# Information

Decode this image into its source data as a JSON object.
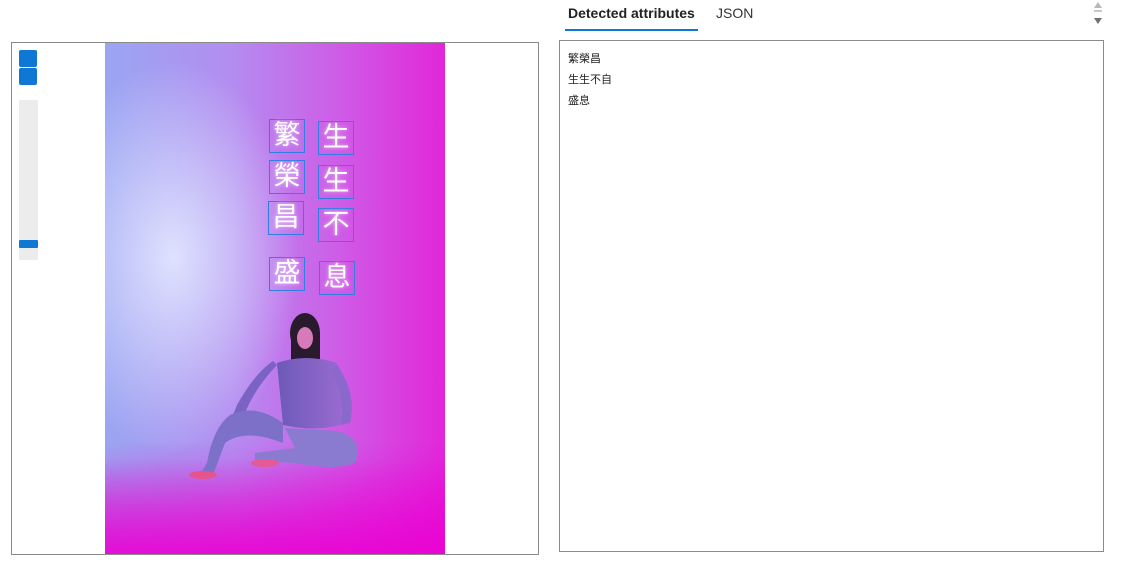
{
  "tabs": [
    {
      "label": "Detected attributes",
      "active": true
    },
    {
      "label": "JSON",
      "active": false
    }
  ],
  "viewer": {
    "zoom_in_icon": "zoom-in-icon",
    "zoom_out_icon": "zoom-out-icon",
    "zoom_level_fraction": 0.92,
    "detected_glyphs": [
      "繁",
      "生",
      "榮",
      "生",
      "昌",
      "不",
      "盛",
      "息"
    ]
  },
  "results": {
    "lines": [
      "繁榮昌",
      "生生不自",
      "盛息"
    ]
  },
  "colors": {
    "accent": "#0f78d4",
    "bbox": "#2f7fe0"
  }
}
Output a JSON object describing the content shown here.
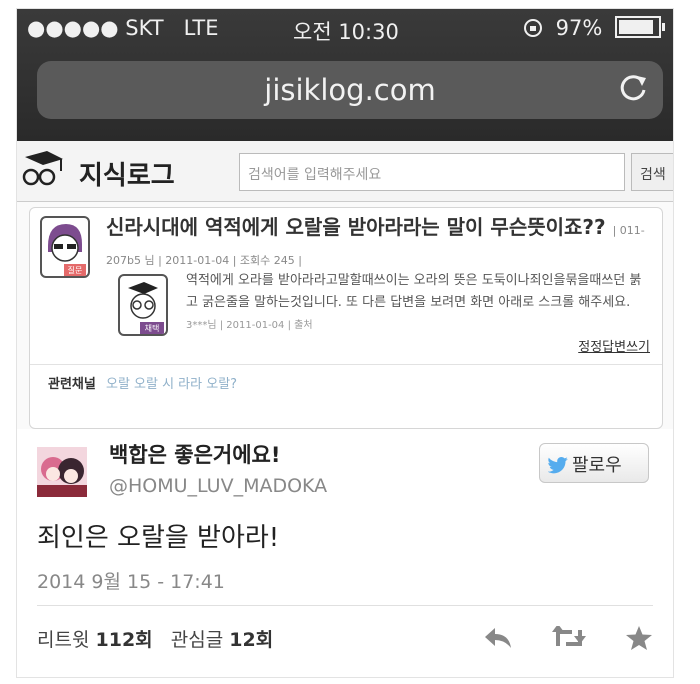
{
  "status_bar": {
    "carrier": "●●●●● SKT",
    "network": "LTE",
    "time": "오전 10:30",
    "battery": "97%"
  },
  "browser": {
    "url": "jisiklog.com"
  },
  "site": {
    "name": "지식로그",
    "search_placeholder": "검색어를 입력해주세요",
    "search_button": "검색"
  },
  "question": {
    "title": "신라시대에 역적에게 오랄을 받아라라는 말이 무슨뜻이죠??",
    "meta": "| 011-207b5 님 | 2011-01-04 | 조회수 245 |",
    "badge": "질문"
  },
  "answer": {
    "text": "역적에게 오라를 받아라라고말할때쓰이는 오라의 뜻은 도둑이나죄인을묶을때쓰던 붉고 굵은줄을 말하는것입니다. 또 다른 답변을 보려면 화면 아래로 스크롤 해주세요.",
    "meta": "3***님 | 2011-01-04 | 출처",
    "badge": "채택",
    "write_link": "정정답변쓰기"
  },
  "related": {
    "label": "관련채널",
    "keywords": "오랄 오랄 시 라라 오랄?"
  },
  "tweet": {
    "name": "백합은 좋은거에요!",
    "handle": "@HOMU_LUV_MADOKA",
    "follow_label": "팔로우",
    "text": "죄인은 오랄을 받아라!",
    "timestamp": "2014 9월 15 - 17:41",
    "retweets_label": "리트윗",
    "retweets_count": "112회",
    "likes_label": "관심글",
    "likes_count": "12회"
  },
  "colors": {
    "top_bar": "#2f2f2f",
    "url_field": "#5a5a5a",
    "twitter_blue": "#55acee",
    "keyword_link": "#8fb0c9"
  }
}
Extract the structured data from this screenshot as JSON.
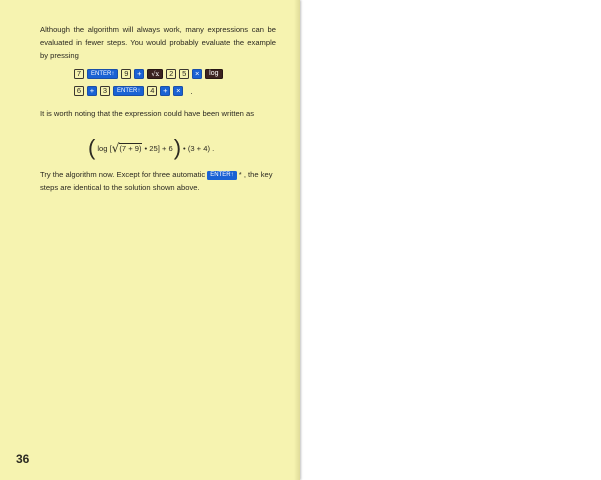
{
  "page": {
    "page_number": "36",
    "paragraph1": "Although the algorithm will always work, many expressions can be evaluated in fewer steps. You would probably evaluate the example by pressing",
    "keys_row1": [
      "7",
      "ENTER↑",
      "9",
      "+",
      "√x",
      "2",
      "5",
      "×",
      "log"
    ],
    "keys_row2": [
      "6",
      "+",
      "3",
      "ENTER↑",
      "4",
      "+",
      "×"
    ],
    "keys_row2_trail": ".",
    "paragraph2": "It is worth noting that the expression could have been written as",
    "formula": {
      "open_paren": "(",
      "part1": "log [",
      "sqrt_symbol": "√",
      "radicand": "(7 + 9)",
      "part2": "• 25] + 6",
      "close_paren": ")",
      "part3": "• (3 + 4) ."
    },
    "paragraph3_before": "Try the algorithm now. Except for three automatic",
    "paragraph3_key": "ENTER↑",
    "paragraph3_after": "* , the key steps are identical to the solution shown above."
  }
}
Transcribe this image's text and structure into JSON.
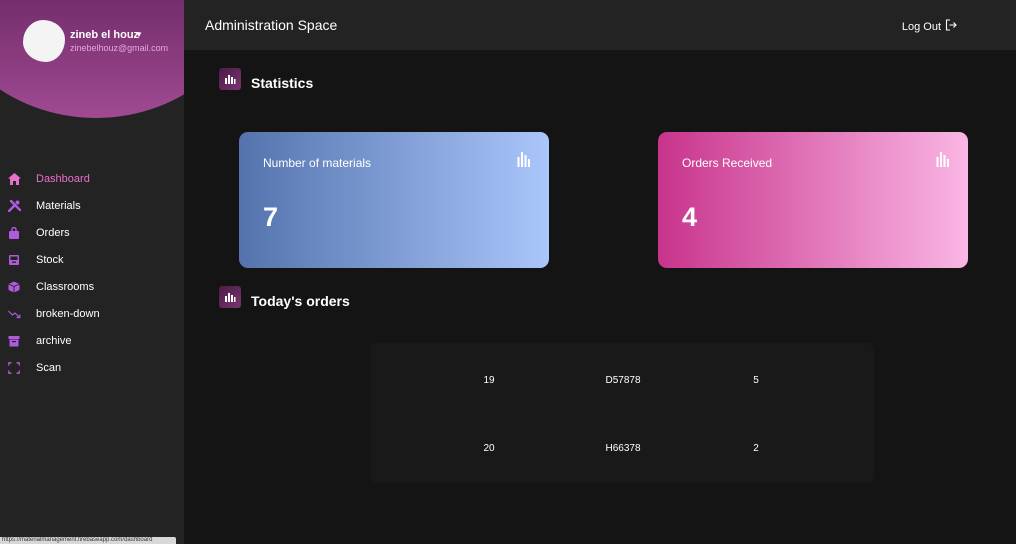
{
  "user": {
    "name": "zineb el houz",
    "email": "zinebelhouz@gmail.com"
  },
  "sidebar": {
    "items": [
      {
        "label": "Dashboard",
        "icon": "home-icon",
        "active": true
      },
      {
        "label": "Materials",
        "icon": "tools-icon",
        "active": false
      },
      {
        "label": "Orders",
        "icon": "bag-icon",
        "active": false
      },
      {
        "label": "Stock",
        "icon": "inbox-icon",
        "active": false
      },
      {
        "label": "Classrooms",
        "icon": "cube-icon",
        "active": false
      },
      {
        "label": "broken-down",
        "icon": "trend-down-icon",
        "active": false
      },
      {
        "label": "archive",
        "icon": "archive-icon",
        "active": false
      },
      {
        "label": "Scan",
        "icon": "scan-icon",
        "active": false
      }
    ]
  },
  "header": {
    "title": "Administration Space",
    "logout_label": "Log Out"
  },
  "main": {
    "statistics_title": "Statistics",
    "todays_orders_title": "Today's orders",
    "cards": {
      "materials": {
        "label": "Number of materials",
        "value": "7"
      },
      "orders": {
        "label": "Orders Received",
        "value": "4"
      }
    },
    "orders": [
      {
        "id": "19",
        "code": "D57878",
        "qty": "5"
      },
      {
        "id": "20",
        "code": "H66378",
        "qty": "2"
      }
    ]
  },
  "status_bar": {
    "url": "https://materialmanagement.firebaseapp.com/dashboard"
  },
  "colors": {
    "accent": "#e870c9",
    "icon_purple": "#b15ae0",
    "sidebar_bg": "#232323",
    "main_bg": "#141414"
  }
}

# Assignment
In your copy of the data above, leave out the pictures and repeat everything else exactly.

# Written response
Decode this image into its source data as a JSON object.
{
  "tabs": [
    {
      "label": "Detected attributes",
      "active": true
    },
    {
      "label": "JSON",
      "active": false
    }
  ],
  "viewer": {
    "zoom_in_icon": "zoom-in-icon",
    "zoom_out_icon": "zoom-out-icon",
    "zoom_level_fraction": 0.92,
    "detected_glyphs": [
      "繁",
      "生",
      "榮",
      "生",
      "昌",
      "不",
      "盛",
      "息"
    ]
  },
  "results": {
    "lines": [
      "繁榮昌",
      "生生不自",
      "盛息"
    ]
  },
  "colors": {
    "accent": "#0f78d4",
    "bbox": "#2f7fe0"
  }
}
Output a JSON object describing the content shown here.
{
  "status_bar": {
    "carrier": "●●●●● SKT",
    "network": "LTE",
    "time": "오전 10:30",
    "battery": "97%"
  },
  "browser": {
    "url": "jisiklog.com"
  },
  "site": {
    "name": "지식로그",
    "search_placeholder": "검색어를 입력해주세요",
    "search_button": "검색"
  },
  "question": {
    "title": "신라시대에 역적에게 오랄을 받아라라는 말이 무슨뜻이죠??",
    "meta": "| 011-207b5 님 | 2011-01-04 | 조회수 245 |",
    "badge": "질문"
  },
  "answer": {
    "text": "역적에게 오라를 받아라라고말할때쓰이는 오라의 뜻은 도둑이나죄인을묶을때쓰던 붉고 굵은줄을 말하는것입니다. 또 다른 답변을 보려면 화면 아래로 스크롤 해주세요.",
    "meta": "3***님 | 2011-01-04 | 출처",
    "badge": "채택",
    "write_link": "정정답변쓰기"
  },
  "related": {
    "label": "관련채널",
    "keywords": "오랄 오랄 시 라라 오랄?"
  },
  "tweet": {
    "name": "백합은 좋은거에요!",
    "handle": "@HOMU_LUV_MADOKA",
    "follow_label": "팔로우",
    "text": "죄인은 오랄을 받아라!",
    "timestamp": "2014 9월 15 - 17:41",
    "retweets_label": "리트윗",
    "retweets_count": "112회",
    "likes_label": "관심글",
    "likes_count": "12회"
  },
  "colors": {
    "top_bar": "#2f2f2f",
    "url_field": "#5a5a5a",
    "twitter_blue": "#55acee",
    "keyword_link": "#8fb0c9"
  }
}
Extract the structured data from this screenshot as JSON.
{
  "page": {
    "page_number": "36",
    "paragraph1": "Although the algorithm will always work, many expressions can be evaluated in fewer steps. You would probably evaluate the example by pressing",
    "keys_row1": [
      "7",
      "ENTER↑",
      "9",
      "+",
      "√x",
      "2",
      "5",
      "×",
      "log"
    ],
    "keys_row2": [
      "6",
      "+",
      "3",
      "ENTER↑",
      "4",
      "+",
      "×"
    ],
    "keys_row2_trail": ".",
    "paragraph2": "It is worth noting that the expression could have been written as",
    "formula": {
      "open_paren": "(",
      "part1": "log [",
      "sqrt_symbol": "√",
      "radicand": "(7 + 9)",
      "part2": "• 25] + 6",
      "close_paren": ")",
      "part3": "• (3 + 4) ."
    },
    "paragraph3_before": "Try the algorithm now. Except for three automatic",
    "paragraph3_key": "ENTER↑",
    "paragraph3_after": "* , the key steps are identical to the solution shown above."
  }
}
Transcribe this image's text and structure into JSON.
{
  "user": {
    "name": "zineb el houz",
    "email": "zinebelhouz@gmail.com"
  },
  "sidebar": {
    "items": [
      {
        "label": "Dashboard",
        "icon": "home-icon",
        "active": true
      },
      {
        "label": "Materials",
        "icon": "tools-icon",
        "active": false
      },
      {
        "label": "Orders",
        "icon": "bag-icon",
        "active": false
      },
      {
        "label": "Stock",
        "icon": "inbox-icon",
        "active": false
      },
      {
        "label": "Classrooms",
        "icon": "cube-icon",
        "active": false
      },
      {
        "label": "broken-down",
        "icon": "trend-down-icon",
        "active": false
      },
      {
        "label": "archive",
        "icon": "archive-icon",
        "active": false
      },
      {
        "label": "Scan",
        "icon": "scan-icon",
        "active": false
      }
    ]
  },
  "header": {
    "title": "Administration Space",
    "logout_label": "Log Out"
  },
  "main": {
    "statistics_title": "Statistics",
    "todays_orders_title": "Today's orders",
    "cards": {
      "materials": {
        "label": "Number of materials",
        "value": "7"
      },
      "orders": {
        "label": "Orders Received",
        "value": "4"
      }
    },
    "orders": [
      {
        "id": "19",
        "code": "D57878",
        "qty": "5"
      },
      {
        "id": "20",
        "code": "H66378",
        "qty": "2"
      }
    ]
  },
  "status_bar": {
    "url": "https://materialmanagement.firebaseapp.com/dashboard"
  },
  "colors": {
    "accent": "#e870c9",
    "icon_purple": "#b15ae0",
    "sidebar_bg": "#232323",
    "main_bg": "#141414"
  }
}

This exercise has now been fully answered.